Required work – Each record that follows must be given again without alteration.

Source information –
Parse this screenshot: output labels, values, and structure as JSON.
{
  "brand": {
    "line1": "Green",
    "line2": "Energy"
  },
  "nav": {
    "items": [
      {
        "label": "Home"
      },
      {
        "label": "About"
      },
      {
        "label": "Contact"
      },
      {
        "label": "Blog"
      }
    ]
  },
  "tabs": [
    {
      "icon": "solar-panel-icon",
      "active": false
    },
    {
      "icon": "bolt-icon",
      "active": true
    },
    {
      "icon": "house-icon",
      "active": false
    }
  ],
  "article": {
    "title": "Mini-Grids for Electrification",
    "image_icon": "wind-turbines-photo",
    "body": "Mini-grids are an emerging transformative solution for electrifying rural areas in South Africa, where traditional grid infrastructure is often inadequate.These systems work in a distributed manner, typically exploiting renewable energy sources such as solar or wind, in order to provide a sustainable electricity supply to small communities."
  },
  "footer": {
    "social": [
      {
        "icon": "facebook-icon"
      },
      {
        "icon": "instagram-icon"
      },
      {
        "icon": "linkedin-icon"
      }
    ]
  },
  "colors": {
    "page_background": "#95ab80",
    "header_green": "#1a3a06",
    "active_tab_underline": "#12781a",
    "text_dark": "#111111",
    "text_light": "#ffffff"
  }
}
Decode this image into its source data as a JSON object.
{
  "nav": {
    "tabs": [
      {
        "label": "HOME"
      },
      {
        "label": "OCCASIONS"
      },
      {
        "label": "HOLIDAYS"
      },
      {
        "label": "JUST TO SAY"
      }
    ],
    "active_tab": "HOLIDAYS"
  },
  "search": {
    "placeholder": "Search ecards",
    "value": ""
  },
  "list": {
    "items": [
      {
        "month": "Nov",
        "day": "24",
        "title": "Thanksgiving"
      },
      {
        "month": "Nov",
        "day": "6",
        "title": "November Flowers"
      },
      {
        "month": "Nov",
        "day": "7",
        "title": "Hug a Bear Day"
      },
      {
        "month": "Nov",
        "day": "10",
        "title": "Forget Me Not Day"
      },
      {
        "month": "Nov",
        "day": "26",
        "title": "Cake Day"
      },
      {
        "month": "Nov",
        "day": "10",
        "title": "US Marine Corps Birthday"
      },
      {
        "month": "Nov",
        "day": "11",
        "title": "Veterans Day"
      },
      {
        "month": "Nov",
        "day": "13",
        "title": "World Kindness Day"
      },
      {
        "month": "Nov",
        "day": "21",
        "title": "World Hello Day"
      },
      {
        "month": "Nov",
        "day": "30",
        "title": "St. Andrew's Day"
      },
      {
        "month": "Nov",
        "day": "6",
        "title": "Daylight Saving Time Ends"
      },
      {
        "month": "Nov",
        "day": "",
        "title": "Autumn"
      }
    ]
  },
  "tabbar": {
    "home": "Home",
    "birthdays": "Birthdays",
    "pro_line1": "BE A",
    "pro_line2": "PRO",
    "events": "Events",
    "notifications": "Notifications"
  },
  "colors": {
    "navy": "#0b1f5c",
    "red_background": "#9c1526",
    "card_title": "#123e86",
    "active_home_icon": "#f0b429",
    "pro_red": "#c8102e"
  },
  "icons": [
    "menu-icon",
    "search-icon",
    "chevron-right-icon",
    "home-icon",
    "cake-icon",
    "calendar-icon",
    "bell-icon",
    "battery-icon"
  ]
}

Completed task –
Parse this screenshot: output labels, values, and structure as JSON.
{
  "brand": {
    "line1": "Green",
    "line2": "Energy"
  },
  "nav": {
    "items": [
      {
        "label": "Home"
      },
      {
        "label": "About"
      },
      {
        "label": "Contact"
      },
      {
        "label": "Blog"
      }
    ]
  },
  "tabs": [
    {
      "icon": "solar-panel-icon",
      "active": false
    },
    {
      "icon": "bolt-icon",
      "active": true
    },
    {
      "icon": "house-icon",
      "active": false
    }
  ],
  "article": {
    "title": "Mini-Grids for Electrification",
    "image_icon": "wind-turbines-photo",
    "body": "Mini-grids are an emerging transformative solution for electrifying rural areas in South Africa, where traditional grid infrastructure is often inadequate.These systems work in a distributed manner, typically exploiting renewable energy sources such as solar or wind, in order to provide a sustainable electricity supply to small communities."
  },
  "footer": {
    "social": [
      {
        "icon": "facebook-icon"
      },
      {
        "icon": "instagram-icon"
      },
      {
        "icon": "linkedin-icon"
      }
    ]
  },
  "colors": {
    "page_background": "#95ab80",
    "header_green": "#1a3a06",
    "active_tab_underline": "#12781a",
    "text_dark": "#111111",
    "text_light": "#ffffff"
  }
}
Decode this image into its source data as a JSON object.
{
  "nav": {
    "tabs": [
      {
        "label": "HOME"
      },
      {
        "label": "OCCASIONS"
      },
      {
        "label": "HOLIDAYS"
      },
      {
        "label": "JUST TO SAY"
      }
    ],
    "active_tab": "HOLIDAYS"
  },
  "search": {
    "placeholder": "Search ecards",
    "value": ""
  },
  "list": {
    "items": [
      {
        "month": "Nov",
        "day": "24",
        "title": "Thanksgiving"
      },
      {
        "month": "Nov",
        "day": "6",
        "title": "November Flowers"
      },
      {
        "month": "Nov",
        "day": "7",
        "title": "Hug a Bear Day"
      },
      {
        "month": "Nov",
        "day": "10",
        "title": "Forget Me Not Day"
      },
      {
        "month": "Nov",
        "day": "26",
        "title": "Cake Day"
      },
      {
        "month": "Nov",
        "day": "10",
        "title": "US Marine Corps Birthday"
      },
      {
        "month": "Nov",
        "day": "11",
        "title": "Veterans Day"
      },
      {
        "month": "Nov",
        "day": "13",
        "title": "World Kindness Day"
      },
      {
        "month": "Nov",
        "day": "21",
        "title": "World Hello Day"
      },
      {
        "month": "Nov",
        "day": "30",
        "title": "St. Andrew's Day"
      },
      {
        "month": "Nov",
        "day": "6",
        "title": "Daylight Saving Time Ends"
      },
      {
        "month": "Nov",
        "day": "",
        "title": "Autumn"
      }
    ]
  },
  "tabbar": {
    "home": "Home",
    "birthdays": "Birthdays",
    "pro_line1": "BE A",
    "pro_line2": "PRO",
    "events": "Events",
    "notifications": "Notifications"
  },
  "colors": {
    "navy": "#0b1f5c",
    "red_background": "#9c1526",
    "card_title": "#123e86",
    "active_home_icon": "#f0b429",
    "pro_red": "#c8102e"
  },
  "icons": [
    "menu-icon",
    "search-icon",
    "chevron-right-icon",
    "home-icon",
    "cake-icon",
    "calendar-icon",
    "bell-icon",
    "battery-icon"
  ]
}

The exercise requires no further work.